next stop: vegas. i am going to play nickel slots and drink free gin & tonics and flirt with cowboys. or maybe i will play babysitter to my little cousins, buy them ice cream cones and win them stuffed teddy bears. if i hit the jackpot, i will become a lady of leisure and perfect the recipe for strawberry pie.
las vegas has been a strange backdrop to my life. my family would abandon me in hotel lobbies, with the promise of “ten more minutes” hanging above my head. 10 minutes became 20 became an hour became two hours and i would be left there, scrawny brown girl with thick glasses and ink black hair, sinking into plush cushions, making up stories about the people passing by. the almighty dollar whispered sweet nothings into my parents’ ears and they could not resist.
vegas also reminds me of my grandfather because, god, he really loved that place. his snail’s pace always turned turbo when we were nearing a casino and his face lit up to match the marquees’ flashing bulbs. one night, he snuck out of our hotel room at 4 in the morning and my parents woke up the next day wondering where the hell he was. panic struck, and everyone split up and searched for him.we finally found him, sitting content in a corner, feeding a slot machine with quarters.
i was in vegas when he was buried, and i haven’t been since.
i have been to a wedding in vegas, witness to elvis enthusiasm and drive-through love.

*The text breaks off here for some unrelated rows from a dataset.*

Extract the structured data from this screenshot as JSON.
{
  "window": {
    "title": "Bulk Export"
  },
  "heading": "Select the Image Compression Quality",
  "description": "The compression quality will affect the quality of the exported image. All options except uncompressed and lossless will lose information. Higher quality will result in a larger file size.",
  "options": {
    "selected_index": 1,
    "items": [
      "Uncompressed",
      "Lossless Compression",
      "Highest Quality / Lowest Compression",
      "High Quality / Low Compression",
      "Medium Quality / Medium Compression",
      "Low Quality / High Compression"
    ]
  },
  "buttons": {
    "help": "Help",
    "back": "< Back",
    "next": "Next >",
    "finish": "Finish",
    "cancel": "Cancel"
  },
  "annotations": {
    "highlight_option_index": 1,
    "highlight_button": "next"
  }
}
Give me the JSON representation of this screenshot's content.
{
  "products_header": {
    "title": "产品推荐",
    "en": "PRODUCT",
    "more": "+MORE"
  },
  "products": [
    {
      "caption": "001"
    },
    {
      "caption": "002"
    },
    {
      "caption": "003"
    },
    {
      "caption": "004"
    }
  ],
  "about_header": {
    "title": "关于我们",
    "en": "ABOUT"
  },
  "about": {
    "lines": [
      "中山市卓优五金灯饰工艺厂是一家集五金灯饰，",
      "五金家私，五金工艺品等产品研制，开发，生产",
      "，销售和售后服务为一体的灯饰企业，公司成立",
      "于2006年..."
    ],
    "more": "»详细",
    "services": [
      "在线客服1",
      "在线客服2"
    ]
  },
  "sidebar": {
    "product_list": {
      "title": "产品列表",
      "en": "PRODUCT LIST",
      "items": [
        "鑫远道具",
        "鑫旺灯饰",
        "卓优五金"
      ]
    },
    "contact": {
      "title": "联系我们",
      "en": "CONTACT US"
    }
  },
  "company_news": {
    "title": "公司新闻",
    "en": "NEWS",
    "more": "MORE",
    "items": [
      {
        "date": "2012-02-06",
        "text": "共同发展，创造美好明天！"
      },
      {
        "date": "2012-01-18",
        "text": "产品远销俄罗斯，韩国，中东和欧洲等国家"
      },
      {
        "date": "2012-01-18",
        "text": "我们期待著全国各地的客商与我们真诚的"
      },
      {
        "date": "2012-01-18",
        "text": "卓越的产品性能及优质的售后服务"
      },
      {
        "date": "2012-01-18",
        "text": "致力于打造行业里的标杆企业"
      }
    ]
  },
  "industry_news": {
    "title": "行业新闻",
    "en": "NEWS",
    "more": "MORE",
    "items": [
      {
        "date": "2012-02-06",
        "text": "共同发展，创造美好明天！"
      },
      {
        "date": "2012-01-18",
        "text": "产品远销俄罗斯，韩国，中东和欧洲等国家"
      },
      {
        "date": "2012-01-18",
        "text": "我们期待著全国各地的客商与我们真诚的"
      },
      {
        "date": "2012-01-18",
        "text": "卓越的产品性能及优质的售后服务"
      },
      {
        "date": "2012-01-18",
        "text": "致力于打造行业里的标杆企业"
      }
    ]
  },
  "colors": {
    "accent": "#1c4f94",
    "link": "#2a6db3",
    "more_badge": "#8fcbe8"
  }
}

once, i kissed a boy by the ice machine of our hotel, lips locked and eyes closed and ice overflowing from the bucket, like a slot machine jackpot.
clink. clank. clunk.